Metallurgy was the primary medium for the expression of the power of Sicán rulers; vessels, headdresses, body adornments, funerary masks, and tumis were delicately made with gold, silver, and arsenical copper. Tumis are ceremonial knives with semicircular blades. Known on the Peruvian coast since the third century B.C., they often appear in Moche iconography, where they are used to cut the throat of sacrificial victims. Tumis were also recently found in situ in the tombs of high-status Moche and Sicán individuals. Sicán tumis such as this one were exquisitely crafted by skilled metallurgists mastering the techniques of repoussé, soldering, and filigree. Here, the handle is inlaid with turquoise and takes the shape of the Sicán Lord with characteristic crescent headdress, comma-shaped eyes, and pointed ears. The Sicán Lord is often interpreted as ñaymlap, the mythical founder of the Sicán dynasties, described in a sixteenth-century Spanish chronicle.

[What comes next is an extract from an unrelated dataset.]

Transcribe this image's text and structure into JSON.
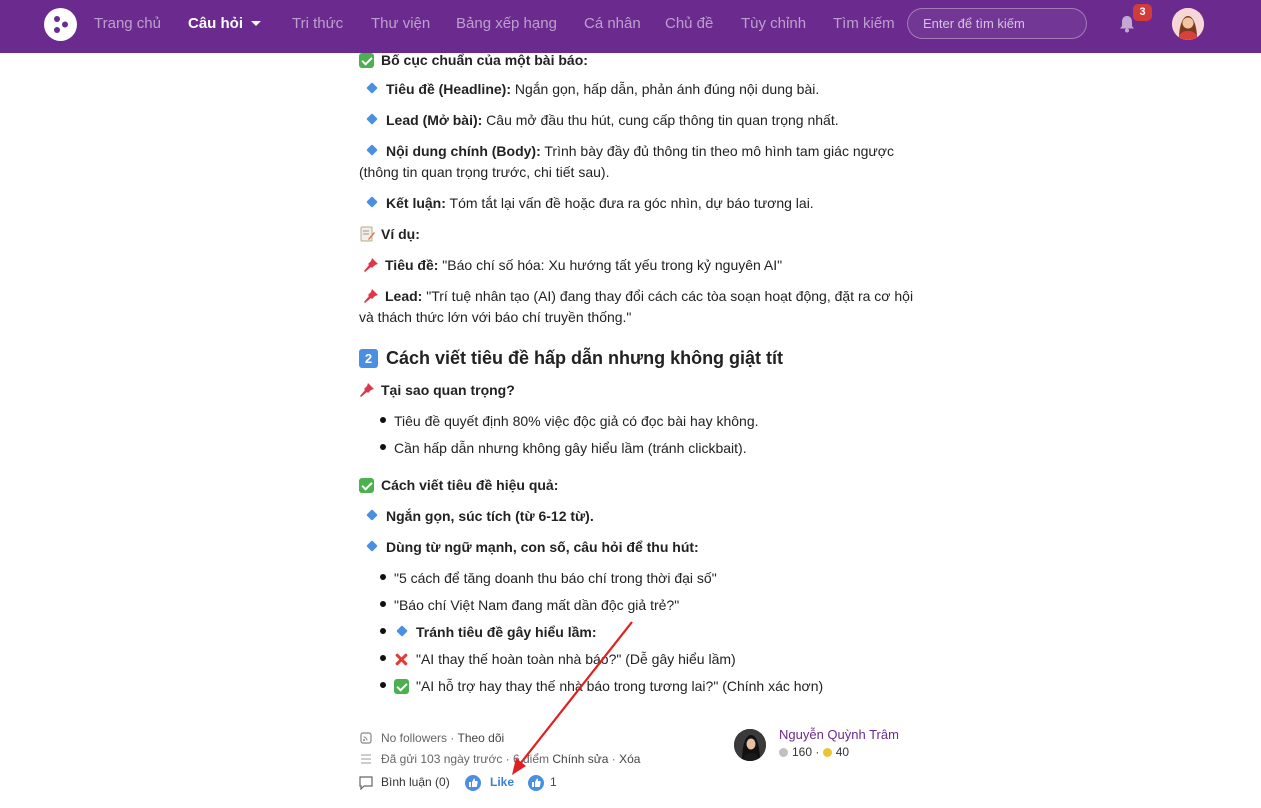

English engineer, late 1930s–ca. 1969; [Walter Randel Gallery, New York, ca.1969]; Alice K. Bache, New York, 1969–1977 (partial gift from 1974)

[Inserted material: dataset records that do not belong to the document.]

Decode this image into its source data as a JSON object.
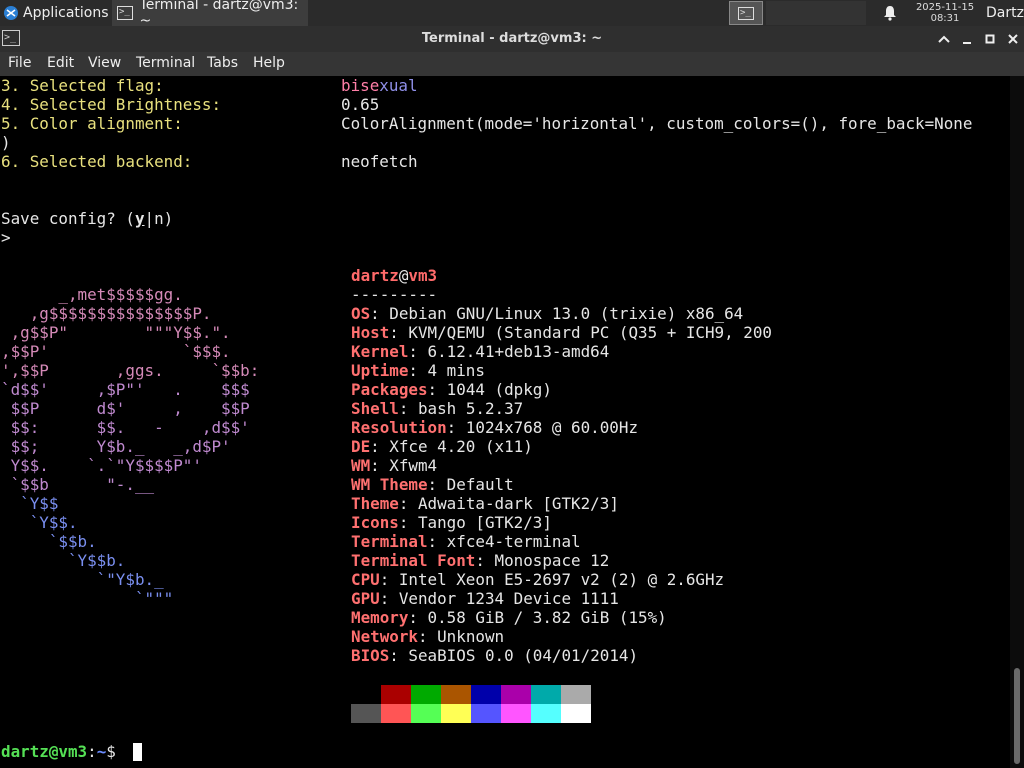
{
  "panel": {
    "apps_label": "Applications",
    "task_label": "Terminal - dartz@vm3: ~",
    "clock_date": "2025-11-15",
    "clock_time": "08:31",
    "user": "Dartz"
  },
  "window": {
    "title": "Terminal - dartz@vm3: ~",
    "icon_glyph": ">_"
  },
  "menu": [
    "File",
    "Edit",
    "View",
    "Terminal",
    "Tabs",
    "Help"
  ],
  "config": {
    "flag_label": "3. Selected flag:",
    "flag_value_a": "bise",
    "flag_value_b": "xual",
    "brightness_label": "4. Selected Brightness:",
    "brightness_value": "0.65",
    "alignment_label": "5. Color alignment:",
    "alignment_value": "ColorAlignment(mode='horizontal', custom_colors=(), fore_back=None",
    "alignment_cont": ")",
    "backend_label": "6. Selected backend:",
    "backend_value": "neofetch",
    "save_prompt_pre": "Save config? (",
    "save_prompt_y": "y",
    "save_prompt_post": "|n)",
    "input_prompt": ">"
  },
  "logo_lines": [
    "      _,met$$$$$gg.",
    "   ,g$$$$$$$$$$$$$$$P.",
    " ,g$$P\"        \"\"\"Y$$.\".",
    ",$$P'              `$$$.",
    "',$$P       ,ggs.     `$$b:",
    "`d$$'     ,$P\"'   .    $$$",
    " $$P      d$'     ,    $$P",
    " $$:      $$.   -    ,d$$'",
    " $$;      Y$b._   _,d$P'",
    " Y$$.    `.`\"Y$$$$P\"'",
    " `$$b      \"-.__",
    "  `Y$$",
    "   `Y$$.",
    "     `$$b.",
    "       `Y$$b.",
    "          `\"Y$b._",
    "              `\"\"\""
  ],
  "sysinfo": {
    "user": "dartz",
    "at": "@",
    "host": "vm3",
    "separator": "---------",
    "rows": [
      {
        "label": "OS",
        "value": ": Debian GNU/Linux 13.0 (trixie) x86_64"
      },
      {
        "label": "Host",
        "value": ": KVM/QEMU (Standard PC (Q35 + ICH9, 200"
      },
      {
        "label": "Kernel",
        "value": ": 6.12.41+deb13-amd64"
      },
      {
        "label": "Uptime",
        "value": ": 4 mins"
      },
      {
        "label": "Packages",
        "value": ": 1044 (dpkg)"
      },
      {
        "label": "Shell",
        "value": ": bash 5.2.37"
      },
      {
        "label": "Resolution",
        "value": ": 1024x768 @ 60.00Hz"
      },
      {
        "label": "DE",
        "value": ": Xfce 4.20 (x11)"
      },
      {
        "label": "WM",
        "value": ": Xfwm4"
      },
      {
        "label": "WM Theme",
        "value": ": Default"
      },
      {
        "label": "Theme",
        "value": ": Adwaita-dark [GTK2/3]"
      },
      {
        "label": "Icons",
        "value": ": Tango [GTK2/3]"
      },
      {
        "label": "Terminal",
        "value": ": xfce4-terminal"
      },
      {
        "label": "Terminal Font",
        "value": ": Monospace 12"
      },
      {
        "label": "CPU",
        "value": ": Intel Xeon E5-2697 v2 (2) @ 2.6GHz"
      },
      {
        "label": "GPU",
        "value": ": Vendor 1234 Device 1111"
      },
      {
        "label": "Memory",
        "value": ": 0.58 GiB / 3.82 GiB (15%)"
      },
      {
        "label": "Network",
        "value": ": Unknown"
      },
      {
        "label": "BIOS",
        "value": ": SeaBIOS 0.0 (04/01/2014)"
      }
    ]
  },
  "palette": {
    "normal": [
      "#000000",
      "#aa0000",
      "#00aa00",
      "#aa5500",
      "#0000aa",
      "#aa00aa",
      "#00aaaa",
      "#aaaaaa"
    ],
    "bright": [
      "#555555",
      "#ff5555",
      "#55ff55",
      "#ffff55",
      "#5555ff",
      "#ff55ff",
      "#55ffff",
      "#ffffff"
    ]
  },
  "prompt": {
    "user_host": "dartz@vm3",
    "colon": ":",
    "path": "~",
    "symbol": "$ "
  }
}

Pimentel, Victor, ed. "Montreal Museum of Fine Arts, Feb. 2–June 16, 2013." In Peru: Kingdoms of the Sun and the Moon. Montreal: Montreal Museum of Fine Arts, 2013, 88, pp. 103, 350.